His time spent in the wild has taught him things our other pigs don’t know about. He will stand on his back feet and “climb or lean into” a small sapling tree until it bends to the ground and then straddle it, holding it down with his body until he has stripped it of leaves. Only a branch remains sticking out of the ground. At first I thought we’d been invaded by leaf cutter ants. On one occasion Marcie saw him shaking his head. As she approached she saw he had something in his mouth. When she went to reach for it she noticed two birds legs sticking out which quickly disappeared as he swallowed. The other day I went to feed him a snack, and he spit out a mouthful of well chewed feathers. He knows how to survive.
To me the real miracle of Riff is that he is alive at all. An animal born deformed would usually be killed. A small handicapped animal in the wild would usually die. A shelter taking in an unusual deformed animal will usually put it down, not search to find a rescue. (At that time the CPPA Rescue had just started and very few people knew how to contact us.) A rescue agreeing to take such an animal would be rare. Such an animal could probably not be adopted out. Our member from Oakdale, Dr. Tanner of Olde Town Veterinary Hospital, or Dr. George of U.C.Davis could have said, “He’ll suffer too much”, and we would have let him die.
What is Riff like? When strangers come to visit they tend to avoid him at first, but if they stay long enough, they find that they can’t stay away from him. Dale Riffle of P.I.G.s, a Sanctuary (an animal sanctuary in West Virginia) after a visit with us, told a friend of ours in West Virginia that we had a pig named the Sheriff of Rottingham, and that if you get down to his level and look him in the eye, “You see human.”
If I’m late getting home from work, he searches the house looking for me. If I sit down to work anywhere in the house, he is soon laying by my side. If I'm in my desk chair, he will come in and push the lever that lowers the seat with his snout so I can scratch him better when he lies down. If by ten o’clock, I’m not on the floor watching the news with him flush against me, he will come find me and pull on my pant leg until I join him.
Up until Chuckles’ death Riff and he were inseparable. They slept intertwined on a mattress in our family room. The day after Chuckles died Riff showed up in our bedroom and flopped against my side of the bed. I tossed him a blanket and the next night I had a bed there for him. It’s no longer called the master bedroom, it’s now the “Master’s” bedroom. Hopefully he’ll honor our lease and not evict us.
(As I've added some photos to this story, I thought I would also update it to August 2011. Riff is still alive and well, though his back makes it very difficult for him to get up. We estimate that he is either at or approaching his 20th year. He still sleeps at the foot of our bed and wakes me every morning so we can read the paper together.
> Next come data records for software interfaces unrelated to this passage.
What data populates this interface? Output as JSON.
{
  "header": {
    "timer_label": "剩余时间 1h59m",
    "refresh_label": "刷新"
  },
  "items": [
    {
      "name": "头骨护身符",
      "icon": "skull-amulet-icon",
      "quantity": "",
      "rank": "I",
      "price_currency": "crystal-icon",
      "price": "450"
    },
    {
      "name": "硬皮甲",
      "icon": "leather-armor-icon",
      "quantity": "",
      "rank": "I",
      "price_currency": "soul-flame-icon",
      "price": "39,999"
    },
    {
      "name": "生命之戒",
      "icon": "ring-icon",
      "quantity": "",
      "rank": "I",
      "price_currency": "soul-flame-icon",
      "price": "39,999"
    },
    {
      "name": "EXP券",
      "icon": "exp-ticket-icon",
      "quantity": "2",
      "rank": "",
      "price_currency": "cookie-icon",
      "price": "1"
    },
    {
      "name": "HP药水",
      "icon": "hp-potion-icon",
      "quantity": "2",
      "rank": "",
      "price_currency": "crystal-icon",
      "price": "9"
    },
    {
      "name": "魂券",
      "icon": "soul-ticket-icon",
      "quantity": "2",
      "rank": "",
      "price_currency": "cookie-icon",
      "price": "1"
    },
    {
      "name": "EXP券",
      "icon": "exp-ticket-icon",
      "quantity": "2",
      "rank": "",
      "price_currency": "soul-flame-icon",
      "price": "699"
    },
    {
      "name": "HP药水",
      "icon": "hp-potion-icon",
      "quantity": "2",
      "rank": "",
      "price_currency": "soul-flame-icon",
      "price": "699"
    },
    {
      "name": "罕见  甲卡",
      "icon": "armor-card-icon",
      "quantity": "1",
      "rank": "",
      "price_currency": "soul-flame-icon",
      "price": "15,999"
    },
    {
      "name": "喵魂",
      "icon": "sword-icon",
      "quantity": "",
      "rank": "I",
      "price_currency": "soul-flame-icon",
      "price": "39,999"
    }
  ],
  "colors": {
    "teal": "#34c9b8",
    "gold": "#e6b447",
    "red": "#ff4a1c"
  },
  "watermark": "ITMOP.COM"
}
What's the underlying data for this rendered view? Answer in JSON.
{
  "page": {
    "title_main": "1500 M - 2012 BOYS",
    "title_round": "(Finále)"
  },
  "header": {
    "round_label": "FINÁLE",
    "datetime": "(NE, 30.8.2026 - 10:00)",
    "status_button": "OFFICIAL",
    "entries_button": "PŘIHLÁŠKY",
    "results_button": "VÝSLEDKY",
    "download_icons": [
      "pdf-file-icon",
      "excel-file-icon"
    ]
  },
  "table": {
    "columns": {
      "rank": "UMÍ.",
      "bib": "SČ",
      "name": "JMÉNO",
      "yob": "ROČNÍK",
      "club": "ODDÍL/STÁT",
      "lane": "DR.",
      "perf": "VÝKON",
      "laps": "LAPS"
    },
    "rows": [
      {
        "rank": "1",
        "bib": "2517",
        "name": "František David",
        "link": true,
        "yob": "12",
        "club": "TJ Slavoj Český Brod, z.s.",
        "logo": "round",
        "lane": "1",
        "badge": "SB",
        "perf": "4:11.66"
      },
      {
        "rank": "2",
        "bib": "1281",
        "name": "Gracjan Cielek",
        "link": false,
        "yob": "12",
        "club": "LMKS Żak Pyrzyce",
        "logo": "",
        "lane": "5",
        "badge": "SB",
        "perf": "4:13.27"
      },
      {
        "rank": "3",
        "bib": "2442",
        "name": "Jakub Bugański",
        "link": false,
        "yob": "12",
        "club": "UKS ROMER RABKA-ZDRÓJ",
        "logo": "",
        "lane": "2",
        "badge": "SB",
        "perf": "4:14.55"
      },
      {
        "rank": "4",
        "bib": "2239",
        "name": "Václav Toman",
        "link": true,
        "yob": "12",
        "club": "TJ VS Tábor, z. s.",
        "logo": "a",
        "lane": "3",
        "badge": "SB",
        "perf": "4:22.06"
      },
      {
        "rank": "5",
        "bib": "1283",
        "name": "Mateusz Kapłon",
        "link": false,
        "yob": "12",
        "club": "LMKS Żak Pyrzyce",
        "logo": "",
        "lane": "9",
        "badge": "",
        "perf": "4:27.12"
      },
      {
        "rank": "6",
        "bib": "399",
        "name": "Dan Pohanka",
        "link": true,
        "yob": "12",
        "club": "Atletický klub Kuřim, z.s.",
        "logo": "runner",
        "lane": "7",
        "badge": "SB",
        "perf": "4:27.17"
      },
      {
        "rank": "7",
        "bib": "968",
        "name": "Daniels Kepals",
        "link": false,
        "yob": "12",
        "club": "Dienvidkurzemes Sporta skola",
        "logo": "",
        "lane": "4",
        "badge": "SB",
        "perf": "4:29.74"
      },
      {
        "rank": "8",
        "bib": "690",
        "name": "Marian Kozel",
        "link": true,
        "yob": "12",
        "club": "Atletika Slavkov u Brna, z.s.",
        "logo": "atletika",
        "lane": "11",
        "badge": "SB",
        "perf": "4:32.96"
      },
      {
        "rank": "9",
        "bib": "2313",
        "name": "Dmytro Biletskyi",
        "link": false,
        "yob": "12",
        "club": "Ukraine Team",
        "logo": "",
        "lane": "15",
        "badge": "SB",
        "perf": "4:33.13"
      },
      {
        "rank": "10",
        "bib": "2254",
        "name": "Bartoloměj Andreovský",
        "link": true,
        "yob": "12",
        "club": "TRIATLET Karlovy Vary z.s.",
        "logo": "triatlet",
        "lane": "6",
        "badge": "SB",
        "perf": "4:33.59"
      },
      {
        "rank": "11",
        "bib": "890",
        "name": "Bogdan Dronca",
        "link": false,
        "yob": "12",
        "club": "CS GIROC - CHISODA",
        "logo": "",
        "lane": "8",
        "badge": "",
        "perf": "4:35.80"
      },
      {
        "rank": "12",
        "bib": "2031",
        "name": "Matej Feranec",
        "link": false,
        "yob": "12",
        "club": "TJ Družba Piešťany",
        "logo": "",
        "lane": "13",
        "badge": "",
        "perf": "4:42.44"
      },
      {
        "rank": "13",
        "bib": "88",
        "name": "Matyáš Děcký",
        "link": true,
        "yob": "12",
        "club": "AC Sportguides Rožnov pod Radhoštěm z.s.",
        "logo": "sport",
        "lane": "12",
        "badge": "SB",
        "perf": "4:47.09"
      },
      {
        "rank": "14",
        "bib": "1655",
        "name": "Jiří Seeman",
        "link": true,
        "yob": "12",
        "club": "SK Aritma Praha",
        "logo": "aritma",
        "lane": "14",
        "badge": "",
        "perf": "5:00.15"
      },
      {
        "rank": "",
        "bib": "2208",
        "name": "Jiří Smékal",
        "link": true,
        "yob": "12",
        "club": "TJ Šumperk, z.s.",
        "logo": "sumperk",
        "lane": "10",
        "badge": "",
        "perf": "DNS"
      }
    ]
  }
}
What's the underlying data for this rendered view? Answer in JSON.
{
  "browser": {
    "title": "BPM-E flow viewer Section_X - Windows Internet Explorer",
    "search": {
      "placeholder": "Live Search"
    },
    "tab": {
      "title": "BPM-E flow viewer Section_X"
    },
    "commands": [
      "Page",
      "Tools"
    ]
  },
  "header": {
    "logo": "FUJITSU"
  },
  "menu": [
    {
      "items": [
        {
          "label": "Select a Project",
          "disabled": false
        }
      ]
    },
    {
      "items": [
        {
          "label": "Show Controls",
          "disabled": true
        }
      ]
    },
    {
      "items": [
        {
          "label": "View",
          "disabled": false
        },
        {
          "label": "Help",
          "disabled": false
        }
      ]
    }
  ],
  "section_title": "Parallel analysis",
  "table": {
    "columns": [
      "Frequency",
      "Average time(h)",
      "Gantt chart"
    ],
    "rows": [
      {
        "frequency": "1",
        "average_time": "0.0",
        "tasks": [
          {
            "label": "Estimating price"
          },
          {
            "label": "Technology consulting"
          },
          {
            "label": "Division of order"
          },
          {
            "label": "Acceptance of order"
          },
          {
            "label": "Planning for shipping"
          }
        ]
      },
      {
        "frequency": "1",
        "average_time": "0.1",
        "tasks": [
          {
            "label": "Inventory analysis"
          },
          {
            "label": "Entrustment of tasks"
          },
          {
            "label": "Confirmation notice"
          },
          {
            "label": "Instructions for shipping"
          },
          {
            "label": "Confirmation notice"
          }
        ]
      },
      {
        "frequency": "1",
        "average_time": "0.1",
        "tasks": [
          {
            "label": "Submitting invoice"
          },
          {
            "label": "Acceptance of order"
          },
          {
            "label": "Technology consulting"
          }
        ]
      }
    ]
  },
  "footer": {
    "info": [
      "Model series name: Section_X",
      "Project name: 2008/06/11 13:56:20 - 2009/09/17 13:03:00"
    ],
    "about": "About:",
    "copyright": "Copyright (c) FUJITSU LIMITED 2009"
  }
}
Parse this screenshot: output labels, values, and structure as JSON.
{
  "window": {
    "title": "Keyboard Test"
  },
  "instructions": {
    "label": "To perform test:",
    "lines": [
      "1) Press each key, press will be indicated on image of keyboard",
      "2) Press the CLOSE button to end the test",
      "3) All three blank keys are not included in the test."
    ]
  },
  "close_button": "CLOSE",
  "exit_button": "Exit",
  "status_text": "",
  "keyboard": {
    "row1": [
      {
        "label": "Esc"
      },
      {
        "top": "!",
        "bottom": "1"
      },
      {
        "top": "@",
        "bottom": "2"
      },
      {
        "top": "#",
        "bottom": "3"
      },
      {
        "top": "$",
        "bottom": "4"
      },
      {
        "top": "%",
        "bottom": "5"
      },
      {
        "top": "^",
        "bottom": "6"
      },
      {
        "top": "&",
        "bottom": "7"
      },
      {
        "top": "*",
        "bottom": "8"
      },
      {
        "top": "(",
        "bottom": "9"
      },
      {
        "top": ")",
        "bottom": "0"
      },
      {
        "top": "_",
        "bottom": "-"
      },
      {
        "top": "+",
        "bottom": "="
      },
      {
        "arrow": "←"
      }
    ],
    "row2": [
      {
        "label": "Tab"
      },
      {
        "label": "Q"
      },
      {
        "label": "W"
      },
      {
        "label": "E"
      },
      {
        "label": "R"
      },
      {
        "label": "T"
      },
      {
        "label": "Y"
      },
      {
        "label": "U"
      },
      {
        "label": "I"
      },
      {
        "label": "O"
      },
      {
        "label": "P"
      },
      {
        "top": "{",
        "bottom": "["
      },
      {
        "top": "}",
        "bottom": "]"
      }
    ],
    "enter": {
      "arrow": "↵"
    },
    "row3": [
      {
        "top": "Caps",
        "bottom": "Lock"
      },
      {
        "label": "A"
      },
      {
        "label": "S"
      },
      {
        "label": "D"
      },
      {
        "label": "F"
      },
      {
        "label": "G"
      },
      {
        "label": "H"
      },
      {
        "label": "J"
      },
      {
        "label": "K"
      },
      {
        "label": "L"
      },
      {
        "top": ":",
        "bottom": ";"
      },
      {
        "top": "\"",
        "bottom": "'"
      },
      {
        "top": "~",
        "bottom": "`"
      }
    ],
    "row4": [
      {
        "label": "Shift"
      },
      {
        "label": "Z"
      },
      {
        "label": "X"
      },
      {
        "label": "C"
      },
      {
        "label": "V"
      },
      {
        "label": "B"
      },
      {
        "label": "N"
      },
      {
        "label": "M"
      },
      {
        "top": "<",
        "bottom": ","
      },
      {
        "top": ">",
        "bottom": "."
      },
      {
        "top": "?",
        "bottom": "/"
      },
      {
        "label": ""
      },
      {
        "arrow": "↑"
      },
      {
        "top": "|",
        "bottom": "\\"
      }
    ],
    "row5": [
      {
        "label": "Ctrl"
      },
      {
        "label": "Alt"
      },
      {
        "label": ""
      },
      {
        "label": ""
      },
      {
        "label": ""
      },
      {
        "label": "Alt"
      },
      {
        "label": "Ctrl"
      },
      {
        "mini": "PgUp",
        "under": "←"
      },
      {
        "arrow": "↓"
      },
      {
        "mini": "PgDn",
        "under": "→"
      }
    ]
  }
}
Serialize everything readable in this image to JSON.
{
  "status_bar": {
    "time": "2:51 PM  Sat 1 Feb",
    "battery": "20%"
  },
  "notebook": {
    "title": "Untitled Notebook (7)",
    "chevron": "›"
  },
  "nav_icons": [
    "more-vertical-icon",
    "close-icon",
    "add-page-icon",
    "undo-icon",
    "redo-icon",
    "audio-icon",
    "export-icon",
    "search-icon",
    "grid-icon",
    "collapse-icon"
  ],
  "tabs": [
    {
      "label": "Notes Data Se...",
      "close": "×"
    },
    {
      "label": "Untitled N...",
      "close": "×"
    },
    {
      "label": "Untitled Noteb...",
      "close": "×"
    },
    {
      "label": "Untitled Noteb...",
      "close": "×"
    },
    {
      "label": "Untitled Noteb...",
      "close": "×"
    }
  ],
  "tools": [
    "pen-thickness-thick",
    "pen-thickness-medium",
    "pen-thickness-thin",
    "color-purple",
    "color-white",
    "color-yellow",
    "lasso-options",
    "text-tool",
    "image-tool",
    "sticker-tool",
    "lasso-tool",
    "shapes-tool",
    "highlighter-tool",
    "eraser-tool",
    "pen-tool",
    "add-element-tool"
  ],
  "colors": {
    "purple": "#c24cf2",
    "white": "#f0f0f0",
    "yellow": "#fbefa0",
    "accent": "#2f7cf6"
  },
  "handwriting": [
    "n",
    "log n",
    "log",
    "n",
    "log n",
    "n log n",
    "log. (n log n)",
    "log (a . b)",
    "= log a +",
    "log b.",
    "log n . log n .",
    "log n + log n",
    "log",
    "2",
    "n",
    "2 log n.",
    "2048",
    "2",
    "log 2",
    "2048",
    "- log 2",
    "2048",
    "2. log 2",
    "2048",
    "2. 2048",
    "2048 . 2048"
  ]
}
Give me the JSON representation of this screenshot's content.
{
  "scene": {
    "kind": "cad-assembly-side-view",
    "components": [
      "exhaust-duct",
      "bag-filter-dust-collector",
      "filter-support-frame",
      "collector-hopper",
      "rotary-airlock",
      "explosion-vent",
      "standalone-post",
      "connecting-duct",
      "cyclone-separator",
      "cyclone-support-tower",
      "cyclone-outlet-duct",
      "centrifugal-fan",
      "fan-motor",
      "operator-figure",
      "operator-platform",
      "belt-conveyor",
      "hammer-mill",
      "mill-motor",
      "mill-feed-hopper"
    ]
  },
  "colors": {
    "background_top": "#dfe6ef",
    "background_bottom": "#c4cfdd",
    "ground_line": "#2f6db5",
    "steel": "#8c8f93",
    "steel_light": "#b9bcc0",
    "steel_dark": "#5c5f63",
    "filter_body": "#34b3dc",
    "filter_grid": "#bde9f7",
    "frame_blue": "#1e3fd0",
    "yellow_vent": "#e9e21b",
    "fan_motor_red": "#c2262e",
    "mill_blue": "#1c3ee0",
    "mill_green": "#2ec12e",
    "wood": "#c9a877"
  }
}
My wife and I have decided that he's waiting for us to die so he can have the house.)
What is Riff like? The beauty of the oyster lies in the pearl within.
"The paradise of my fancy is one where pigs have wings." G. K. Chesterton